== Material shown ==
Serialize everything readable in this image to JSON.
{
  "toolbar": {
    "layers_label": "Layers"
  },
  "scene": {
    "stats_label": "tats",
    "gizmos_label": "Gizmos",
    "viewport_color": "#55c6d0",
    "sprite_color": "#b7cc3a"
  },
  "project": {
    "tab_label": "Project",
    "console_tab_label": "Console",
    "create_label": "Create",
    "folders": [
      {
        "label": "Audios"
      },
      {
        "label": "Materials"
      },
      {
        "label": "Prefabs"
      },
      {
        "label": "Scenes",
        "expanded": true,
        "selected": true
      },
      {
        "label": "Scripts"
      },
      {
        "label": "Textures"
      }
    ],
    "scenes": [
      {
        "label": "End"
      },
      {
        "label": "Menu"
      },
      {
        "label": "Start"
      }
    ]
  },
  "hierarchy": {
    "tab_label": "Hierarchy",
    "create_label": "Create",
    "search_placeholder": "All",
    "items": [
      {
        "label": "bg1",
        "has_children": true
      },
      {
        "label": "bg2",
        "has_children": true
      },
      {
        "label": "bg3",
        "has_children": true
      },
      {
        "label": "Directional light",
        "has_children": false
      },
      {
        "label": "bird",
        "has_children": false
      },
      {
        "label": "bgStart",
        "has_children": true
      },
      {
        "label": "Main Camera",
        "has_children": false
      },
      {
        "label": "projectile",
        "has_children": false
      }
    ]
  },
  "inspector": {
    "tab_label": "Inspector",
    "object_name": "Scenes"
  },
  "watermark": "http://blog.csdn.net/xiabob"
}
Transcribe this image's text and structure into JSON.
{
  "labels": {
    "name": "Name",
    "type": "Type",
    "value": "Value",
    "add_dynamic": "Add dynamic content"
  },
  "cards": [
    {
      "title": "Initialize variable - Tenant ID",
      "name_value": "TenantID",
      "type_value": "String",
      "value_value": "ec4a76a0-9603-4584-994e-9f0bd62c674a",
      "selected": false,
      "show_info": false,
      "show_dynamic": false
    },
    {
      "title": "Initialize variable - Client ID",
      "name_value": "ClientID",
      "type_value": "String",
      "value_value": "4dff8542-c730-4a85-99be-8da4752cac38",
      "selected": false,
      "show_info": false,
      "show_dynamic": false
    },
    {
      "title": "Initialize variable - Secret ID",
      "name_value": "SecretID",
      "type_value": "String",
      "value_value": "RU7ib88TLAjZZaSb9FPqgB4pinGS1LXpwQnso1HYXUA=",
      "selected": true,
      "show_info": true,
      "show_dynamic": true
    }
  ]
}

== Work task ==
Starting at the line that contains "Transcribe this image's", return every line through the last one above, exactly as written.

== Your response ==
Transcribe this image's text and structure into JSON.
{
  "labels": {
    "name": "Name",
    "type": "Type",
    "value": "Value",
    "add_dynamic": "Add dynamic content"
  },
  "cards": [
    {
      "title": "Initialize variable - Tenant ID",
      "name_value": "TenantID",
      "type_value": "String",
      "value_value": "ec4a76a0-9603-4584-994e-9f0bd62c674a",
      "selected": false,
      "show_info": false,
      "show_dynamic": false
    },
    {
      "title": "Initialize variable - Client ID",
      "name_value": "ClientID",
      "type_value": "String",
      "value_value": "4dff8542-c730-4a85-99be-8da4752cac38",
      "selected": false,
      "show_info": false,
      "show_dynamic": false
    },
    {
      "title": "Initialize variable - Secret ID",
      "name_value": "SecretID",
      "type_value": "String",
      "value_value": "RU7ib88TLAjZZaSb9FPqgB4pinGS1LXpwQnso1HYXUA=",
      "selected": true,
      "show_info": true,
      "show_dynamic": true
    }
  ]
}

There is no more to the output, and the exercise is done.